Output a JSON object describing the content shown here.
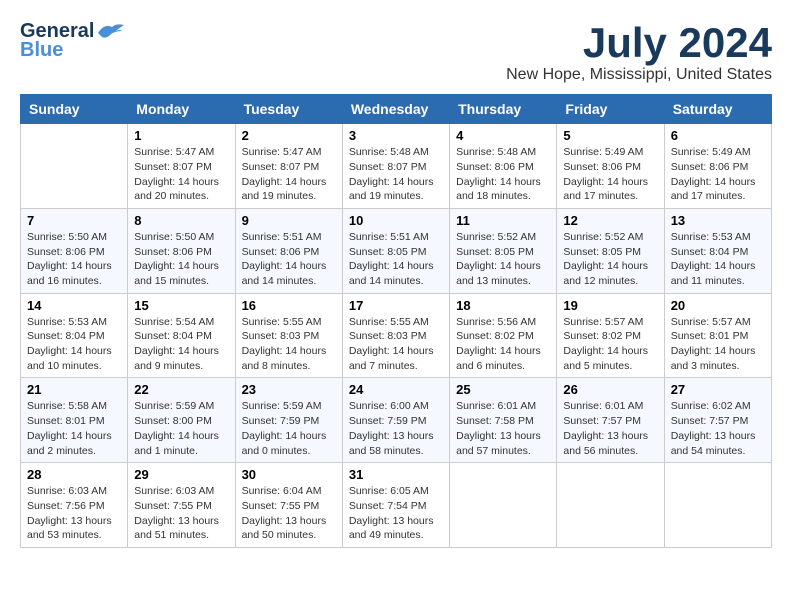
{
  "header": {
    "logo_line1": "General",
    "logo_line2": "Blue",
    "month_title": "July 2024",
    "location": "New Hope, Mississippi, United States"
  },
  "calendar": {
    "days_of_week": [
      "Sunday",
      "Monday",
      "Tuesday",
      "Wednesday",
      "Thursday",
      "Friday",
      "Saturday"
    ],
    "weeks": [
      [
        {
          "day": "",
          "info": ""
        },
        {
          "day": "1",
          "info": "Sunrise: 5:47 AM\nSunset: 8:07 PM\nDaylight: 14 hours\nand 20 minutes."
        },
        {
          "day": "2",
          "info": "Sunrise: 5:47 AM\nSunset: 8:07 PM\nDaylight: 14 hours\nand 19 minutes."
        },
        {
          "day": "3",
          "info": "Sunrise: 5:48 AM\nSunset: 8:07 PM\nDaylight: 14 hours\nand 19 minutes."
        },
        {
          "day": "4",
          "info": "Sunrise: 5:48 AM\nSunset: 8:06 PM\nDaylight: 14 hours\nand 18 minutes."
        },
        {
          "day": "5",
          "info": "Sunrise: 5:49 AM\nSunset: 8:06 PM\nDaylight: 14 hours\nand 17 minutes."
        },
        {
          "day": "6",
          "info": "Sunrise: 5:49 AM\nSunset: 8:06 PM\nDaylight: 14 hours\nand 17 minutes."
        }
      ],
      [
        {
          "day": "7",
          "info": "Sunrise: 5:50 AM\nSunset: 8:06 PM\nDaylight: 14 hours\nand 16 minutes."
        },
        {
          "day": "8",
          "info": "Sunrise: 5:50 AM\nSunset: 8:06 PM\nDaylight: 14 hours\nand 15 minutes."
        },
        {
          "day": "9",
          "info": "Sunrise: 5:51 AM\nSunset: 8:06 PM\nDaylight: 14 hours\nand 14 minutes."
        },
        {
          "day": "10",
          "info": "Sunrise: 5:51 AM\nSunset: 8:05 PM\nDaylight: 14 hours\nand 14 minutes."
        },
        {
          "day": "11",
          "info": "Sunrise: 5:52 AM\nSunset: 8:05 PM\nDaylight: 14 hours\nand 13 minutes."
        },
        {
          "day": "12",
          "info": "Sunrise: 5:52 AM\nSunset: 8:05 PM\nDaylight: 14 hours\nand 12 minutes."
        },
        {
          "day": "13",
          "info": "Sunrise: 5:53 AM\nSunset: 8:04 PM\nDaylight: 14 hours\nand 11 minutes."
        }
      ],
      [
        {
          "day": "14",
          "info": "Sunrise: 5:53 AM\nSunset: 8:04 PM\nDaylight: 14 hours\nand 10 minutes."
        },
        {
          "day": "15",
          "info": "Sunrise: 5:54 AM\nSunset: 8:04 PM\nDaylight: 14 hours\nand 9 minutes."
        },
        {
          "day": "16",
          "info": "Sunrise: 5:55 AM\nSunset: 8:03 PM\nDaylight: 14 hours\nand 8 minutes."
        },
        {
          "day": "17",
          "info": "Sunrise: 5:55 AM\nSunset: 8:03 PM\nDaylight: 14 hours\nand 7 minutes."
        },
        {
          "day": "18",
          "info": "Sunrise: 5:56 AM\nSunset: 8:02 PM\nDaylight: 14 hours\nand 6 minutes."
        },
        {
          "day": "19",
          "info": "Sunrise: 5:57 AM\nSunset: 8:02 PM\nDaylight: 14 hours\nand 5 minutes."
        },
        {
          "day": "20",
          "info": "Sunrise: 5:57 AM\nSunset: 8:01 PM\nDaylight: 14 hours\nand 3 minutes."
        }
      ],
      [
        {
          "day": "21",
          "info": "Sunrise: 5:58 AM\nSunset: 8:01 PM\nDaylight: 14 hours\nand 2 minutes."
        },
        {
          "day": "22",
          "info": "Sunrise: 5:59 AM\nSunset: 8:00 PM\nDaylight: 14 hours\nand 1 minute."
        },
        {
          "day": "23",
          "info": "Sunrise: 5:59 AM\nSunset: 7:59 PM\nDaylight: 14 hours\nand 0 minutes."
        },
        {
          "day": "24",
          "info": "Sunrise: 6:00 AM\nSunset: 7:59 PM\nDaylight: 13 hours\nand 58 minutes."
        },
        {
          "day": "25",
          "info": "Sunrise: 6:01 AM\nSunset: 7:58 PM\nDaylight: 13 hours\nand 57 minutes."
        },
        {
          "day": "26",
          "info": "Sunrise: 6:01 AM\nSunset: 7:57 PM\nDaylight: 13 hours\nand 56 minutes."
        },
        {
          "day": "27",
          "info": "Sunrise: 6:02 AM\nSunset: 7:57 PM\nDaylight: 13 hours\nand 54 minutes."
        }
      ],
      [
        {
          "day": "28",
          "info": "Sunrise: 6:03 AM\nSunset: 7:56 PM\nDaylight: 13 hours\nand 53 minutes."
        },
        {
          "day": "29",
          "info": "Sunrise: 6:03 AM\nSunset: 7:55 PM\nDaylight: 13 hours\nand 51 minutes."
        },
        {
          "day": "30",
          "info": "Sunrise: 6:04 AM\nSunset: 7:55 PM\nDaylight: 13 hours\nand 50 minutes."
        },
        {
          "day": "31",
          "info": "Sunrise: 6:05 AM\nSunset: 7:54 PM\nDaylight: 13 hours\nand 49 minutes."
        },
        {
          "day": "",
          "info": ""
        },
        {
          "day": "",
          "info": ""
        },
        {
          "day": "",
          "info": ""
        }
      ]
    ]
  }
}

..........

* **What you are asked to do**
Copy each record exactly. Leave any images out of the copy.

* **Your response**
Output a JSON object describing the content shown here.
{
  "header": {
    "logo_line1": "General",
    "logo_line2": "Blue",
    "month_title": "July 2024",
    "location": "New Hope, Mississippi, United States"
  },
  "calendar": {
    "days_of_week": [
      "Sunday",
      "Monday",
      "Tuesday",
      "Wednesday",
      "Thursday",
      "Friday",
      "Saturday"
    ],
    "weeks": [
      [
        {
          "day": "",
          "info": ""
        },
        {
          "day": "1",
          "info": "Sunrise: 5:47 AM\nSunset: 8:07 PM\nDaylight: 14 hours\nand 20 minutes."
        },
        {
          "day": "2",
          "info": "Sunrise: 5:47 AM\nSunset: 8:07 PM\nDaylight: 14 hours\nand 19 minutes."
        },
        {
          "day": "3",
          "info": "Sunrise: 5:48 AM\nSunset: 8:07 PM\nDaylight: 14 hours\nand 19 minutes."
        },
        {
          "day": "4",
          "info": "Sunrise: 5:48 AM\nSunset: 8:06 PM\nDaylight: 14 hours\nand 18 minutes."
        },
        {
          "day": "5",
          "info": "Sunrise: 5:49 AM\nSunset: 8:06 PM\nDaylight: 14 hours\nand 17 minutes."
        },
        {
          "day": "6",
          "info": "Sunrise: 5:49 AM\nSunset: 8:06 PM\nDaylight: 14 hours\nand 17 minutes."
        }
      ],
      [
        {
          "day": "7",
          "info": "Sunrise: 5:50 AM\nSunset: 8:06 PM\nDaylight: 14 hours\nand 16 minutes."
        },
        {
          "day": "8",
          "info": "Sunrise: 5:50 AM\nSunset: 8:06 PM\nDaylight: 14 hours\nand 15 minutes."
        },
        {
          "day": "9",
          "info": "Sunrise: 5:51 AM\nSunset: 8:06 PM\nDaylight: 14 hours\nand 14 minutes."
        },
        {
          "day": "10",
          "info": "Sunrise: 5:51 AM\nSunset: 8:05 PM\nDaylight: 14 hours\nand 14 minutes."
        },
        {
          "day": "11",
          "info": "Sunrise: 5:52 AM\nSunset: 8:05 PM\nDaylight: 14 hours\nand 13 minutes."
        },
        {
          "day": "12",
          "info": "Sunrise: 5:52 AM\nSunset: 8:05 PM\nDaylight: 14 hours\nand 12 minutes."
        },
        {
          "day": "13",
          "info": "Sunrise: 5:53 AM\nSunset: 8:04 PM\nDaylight: 14 hours\nand 11 minutes."
        }
      ],
      [
        {
          "day": "14",
          "info": "Sunrise: 5:53 AM\nSunset: 8:04 PM\nDaylight: 14 hours\nand 10 minutes."
        },
        {
          "day": "15",
          "info": "Sunrise: 5:54 AM\nSunset: 8:04 PM\nDaylight: 14 hours\nand 9 minutes."
        },
        {
          "day": "16",
          "info": "Sunrise: 5:55 AM\nSunset: 8:03 PM\nDaylight: 14 hours\nand 8 minutes."
        },
        {
          "day": "17",
          "info": "Sunrise: 5:55 AM\nSunset: 8:03 PM\nDaylight: 14 hours\nand 7 minutes."
        },
        {
          "day": "18",
          "info": "Sunrise: 5:56 AM\nSunset: 8:02 PM\nDaylight: 14 hours\nand 6 minutes."
        },
        {
          "day": "19",
          "info": "Sunrise: 5:57 AM\nSunset: 8:02 PM\nDaylight: 14 hours\nand 5 minutes."
        },
        {
          "day": "20",
          "info": "Sunrise: 5:57 AM\nSunset: 8:01 PM\nDaylight: 14 hours\nand 3 minutes."
        }
      ],
      [
        {
          "day": "21",
          "info": "Sunrise: 5:58 AM\nSunset: 8:01 PM\nDaylight: 14 hours\nand 2 minutes."
        },
        {
          "day": "22",
          "info": "Sunrise: 5:59 AM\nSunset: 8:00 PM\nDaylight: 14 hours\nand 1 minute."
        },
        {
          "day": "23",
          "info": "Sunrise: 5:59 AM\nSunset: 7:59 PM\nDaylight: 14 hours\nand 0 minutes."
        },
        {
          "day": "24",
          "info": "Sunrise: 6:00 AM\nSunset: 7:59 PM\nDaylight: 13 hours\nand 58 minutes."
        },
        {
          "day": "25",
          "info": "Sunrise: 6:01 AM\nSunset: 7:58 PM\nDaylight: 13 hours\nand 57 minutes."
        },
        {
          "day": "26",
          "info": "Sunrise: 6:01 AM\nSunset: 7:57 PM\nDaylight: 13 hours\nand 56 minutes."
        },
        {
          "day": "27",
          "info": "Sunrise: 6:02 AM\nSunset: 7:57 PM\nDaylight: 13 hours\nand 54 minutes."
        }
      ],
      [
        {
          "day": "28",
          "info": "Sunrise: 6:03 AM\nSunset: 7:56 PM\nDaylight: 13 hours\nand 53 minutes."
        },
        {
          "day": "29",
          "info": "Sunrise: 6:03 AM\nSunset: 7:55 PM\nDaylight: 13 hours\nand 51 minutes."
        },
        {
          "day": "30",
          "info": "Sunrise: 6:04 AM\nSunset: 7:55 PM\nDaylight: 13 hours\nand 50 minutes."
        },
        {
          "day": "31",
          "info": "Sunrise: 6:05 AM\nSunset: 7:54 PM\nDaylight: 13 hours\nand 49 minutes."
        },
        {
          "day": "",
          "info": ""
        },
        {
          "day": "",
          "info": ""
        },
        {
          "day": "",
          "info": ""
        }
      ]
    ]
  }
}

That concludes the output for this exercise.